> [Dataset records]
◇ ◇ ◇ ◇

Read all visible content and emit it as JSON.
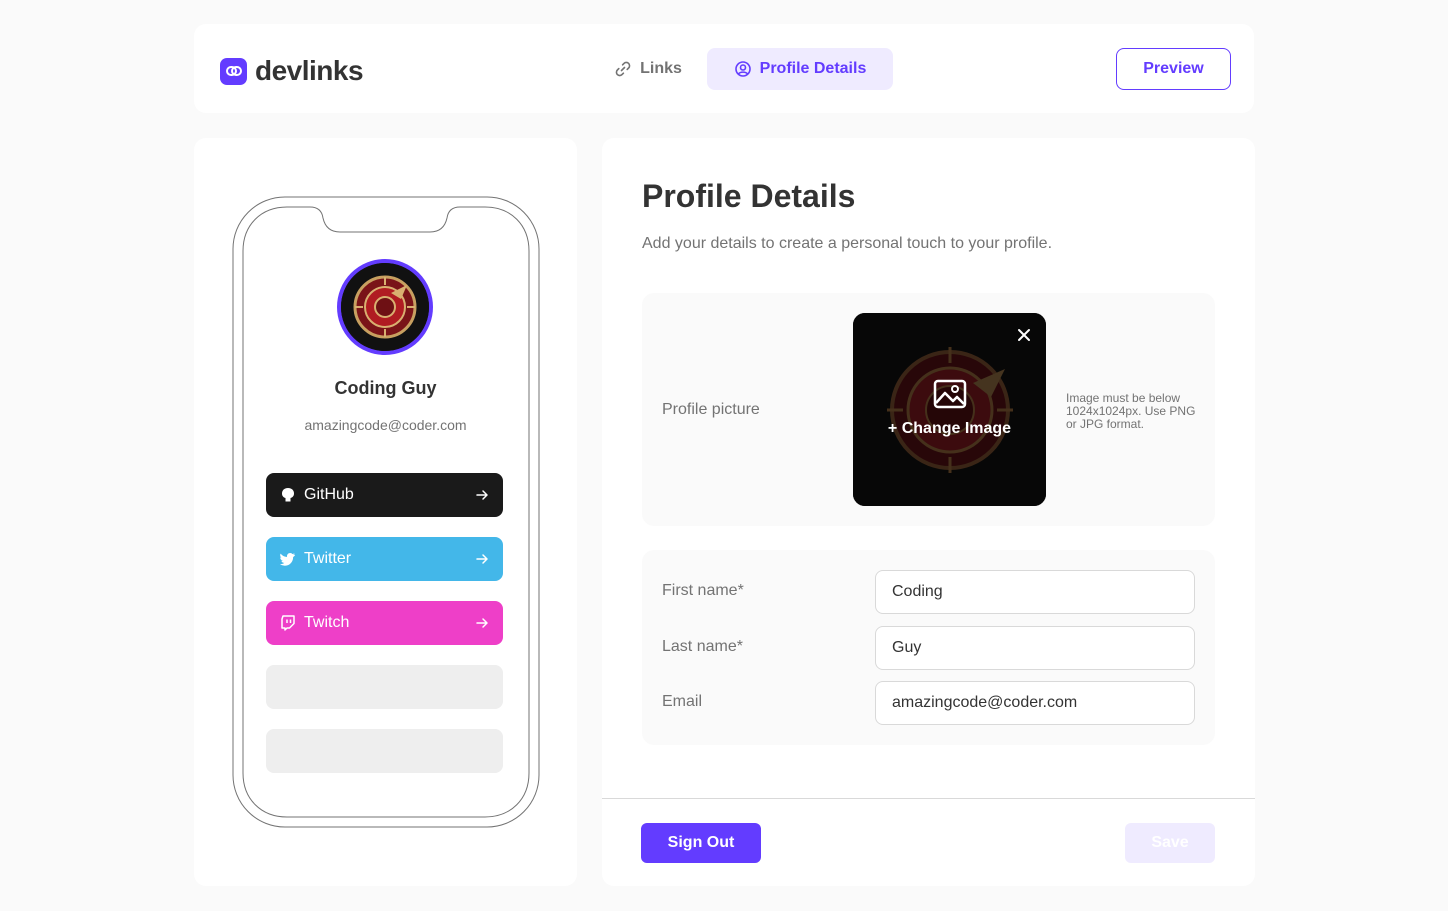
{
  "app": {
    "name": "devlinks",
    "accent_color": "#633cff"
  },
  "nav": {
    "tabs": [
      {
        "label": "Links",
        "icon": "link-icon",
        "active": false
      },
      {
        "label": "Profile Details",
        "icon": "user-circle-icon",
        "active": true
      }
    ],
    "preview_label": "Preview"
  },
  "preview": {
    "name": "Coding Guy",
    "email": "amazingcode@coder.com",
    "links": [
      {
        "platform": "GitHub",
        "icon": "github-icon",
        "color": "#1a1a1a"
      },
      {
        "platform": "Twitter",
        "icon": "twitter-icon",
        "color": "#43b7e9"
      },
      {
        "platform": "Twitch",
        "icon": "twitch-icon",
        "color": "#ee3fc8"
      }
    ],
    "empty_slots": 2
  },
  "profile": {
    "title": "Profile Details",
    "subtitle": "Add your details to create a personal touch to your profile.",
    "picture_label": "Profile picture",
    "change_image_label": "+ Change Image",
    "picture_hint": "Image must be below 1024x1024px. Use PNG or JPG format.",
    "fields": {
      "first_name": {
        "label": "First name*",
        "value": "Coding"
      },
      "last_name": {
        "label": "Last name*",
        "value": "Guy"
      },
      "email": {
        "label": "Email",
        "value": "amazingcode@coder.com"
      }
    }
  },
  "footer": {
    "signout_label": "Sign Out",
    "save_label": "Save"
  }
}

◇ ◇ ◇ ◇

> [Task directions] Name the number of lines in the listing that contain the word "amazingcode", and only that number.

> [Output for this exercise] 2